__Problem description__
Output the data below exactly, images excluded.

◆ ◆ ◆ ◆ ◆

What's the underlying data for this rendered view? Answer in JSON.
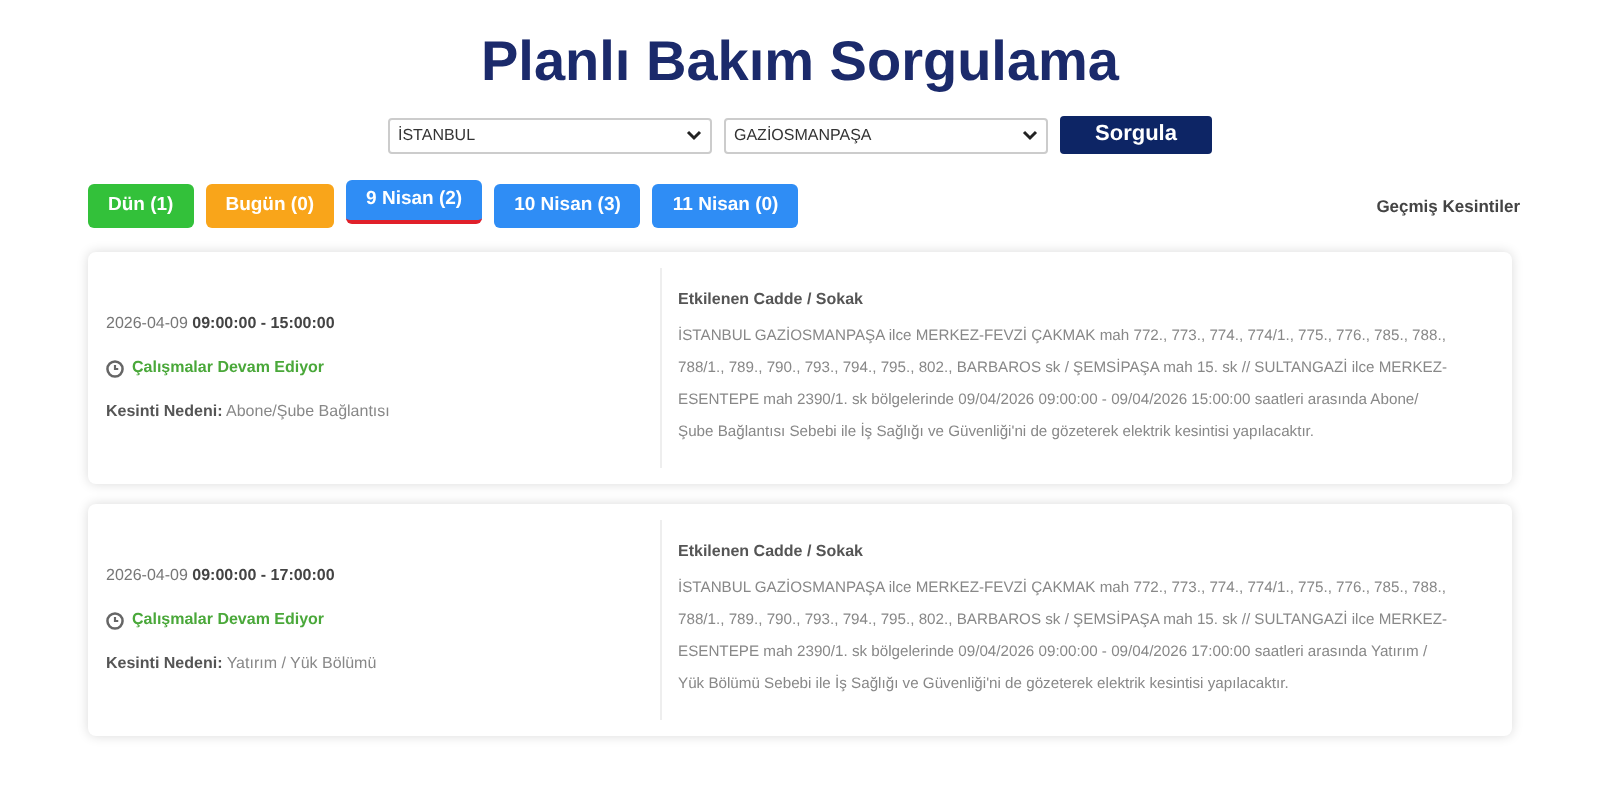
{
  "title": "Planlı Bakım Sorgulama",
  "filters": {
    "city": "İSTANBUL",
    "district": "GAZİOSMANPAŞA",
    "button": "Sorgula"
  },
  "tabs": [
    {
      "label": "Dün (1)",
      "color": "#33c13a",
      "selected": false
    },
    {
      "label": "Bugün (0)",
      "color": "#f9a51a",
      "selected": false
    },
    {
      "label": "9 Nisan (2)",
      "color": "#2f8df5",
      "selected": true
    },
    {
      "label": "10 Nisan (3)",
      "color": "#2f8df5",
      "selected": false
    },
    {
      "label": "11 Nisan (0)",
      "color": "#2f8df5",
      "selected": false
    }
  ],
  "history_link": "Geçmiş Kesintiler",
  "outages": [
    {
      "date": "2026-04-09",
      "time": "09:00:00 - 15:00:00",
      "status": "Çalışmalar Devam Ediyor",
      "reason_label": "Kesinti Nedeni:",
      "reason": "Abone/Şube Bağlantısı",
      "streets_label": "Etkilenen Cadde / Sokak",
      "streets": "İSTANBUL GAZİOSMANPAŞA ilce MERKEZ-FEVZİ ÇAKMAK mah 772., 773., 774., 774/1., 775., 776., 785., 788., 788/1., 789., 790., 793., 794., 795., 802., BARBAROS sk / ŞEMSİPAŞA mah 15. sk // SULTANGAZİ ilce MERKEZ-ESENTEPE mah 2390/1. sk bölgelerinde 09/04/2026 09:00:00 - 09/04/2026 15:00:00 saatleri arasında Abone/Şube Bağlantısı Sebebi ile İş Sağlığı ve Güvenliği'ni de gözeterek elektrik kesintisi yapılacaktır."
    },
    {
      "date": "2026-04-09",
      "time": "09:00:00 - 17:00:00",
      "status": "Çalışmalar Devam Ediyor",
      "reason_label": "Kesinti Nedeni:",
      "reason": "Yatırım / Yük Bölümü",
      "streets_label": "Etkilenen Cadde / Sokak",
      "streets": "İSTANBUL GAZİOSMANPAŞA ilce MERKEZ-FEVZİ ÇAKMAK mah 772., 773., 774., 774/1., 775., 776., 785., 788., 788/1., 789., 790., 793., 794., 795., 802., BARBAROS sk / ŞEMSİPAŞA mah 15. sk // SULTANGAZİ ilce MERKEZ-ESENTEPE mah 2390/1. sk bölgelerinde 09/04/2026 09:00:00 - 09/04/2026 17:00:00 saatleri arasında Yatırım / Yük Bölümü Sebebi ile İş Sağlığı ve Güvenliği'ni de gözeterek elektrik kesintisi yapılacaktır."
    }
  ]
}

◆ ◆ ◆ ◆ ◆

__Answer below__
What's the underlying data for this rendered view? Answer in JSON.
{
  "title": "Planlı Bakım Sorgulama",
  "filters": {
    "city": "İSTANBUL",
    "district": "GAZİOSMANPAŞA",
    "button": "Sorgula"
  },
  "tabs": [
    {
      "label": "Dün (1)",
      "color": "#33c13a",
      "selected": false
    },
    {
      "label": "Bugün (0)",
      "color": "#f9a51a",
      "selected": false
    },
    {
      "label": "9 Nisan (2)",
      "color": "#2f8df5",
      "selected": true
    },
    {
      "label": "10 Nisan (3)",
      "color": "#2f8df5",
      "selected": false
    },
    {
      "label": "11 Nisan (0)",
      "color": "#2f8df5",
      "selected": false
    }
  ],
  "history_link": "Geçmiş Kesintiler",
  "outages": [
    {
      "date": "2026-04-09",
      "time": "09:00:00 - 15:00:00",
      "status": "Çalışmalar Devam Ediyor",
      "reason_label": "Kesinti Nedeni:",
      "reason": "Abone/Şube Bağlantısı",
      "streets_label": "Etkilenen Cadde / Sokak",
      "streets": "İSTANBUL GAZİOSMANPAŞA ilce MERKEZ-FEVZİ ÇAKMAK mah 772., 773., 774., 774/1., 775., 776., 785., 788., 788/1., 789., 790., 793., 794., 795., 802., BARBAROS sk / ŞEMSİPAŞA mah 15. sk // SULTANGAZİ ilce MERKEZ-ESENTEPE mah 2390/1. sk bölgelerinde 09/04/2026 09:00:00 - 09/04/2026 15:00:00 saatleri arasında Abone/Şube Bağlantısı Sebebi ile İş Sağlığı ve Güvenliği'ni de gözeterek elektrik kesintisi yapılacaktır."
    },
    {
      "date": "2026-04-09",
      "time": "09:00:00 - 17:00:00",
      "status": "Çalışmalar Devam Ediyor",
      "reason_label": "Kesinti Nedeni:",
      "reason": "Yatırım / Yük Bölümü",
      "streets_label": "Etkilenen Cadde / Sokak",
      "streets": "İSTANBUL GAZİOSMANPAŞA ilce MERKEZ-FEVZİ ÇAKMAK mah 772., 773., 774., 774/1., 775., 776., 785., 788., 788/1., 789., 790., 793., 794., 795., 802., BARBAROS sk / ŞEMSİPAŞA mah 15. sk // SULTANGAZİ ilce MERKEZ-ESENTEPE mah 2390/1. sk bölgelerinde 09/04/2026 09:00:00 - 09/04/2026 17:00:00 saatleri arasında Yatırım / Yük Bölümü Sebebi ile İş Sağlığı ve Güvenliği'ni de gözeterek elektrik kesintisi yapılacaktır."
    }
  ]
}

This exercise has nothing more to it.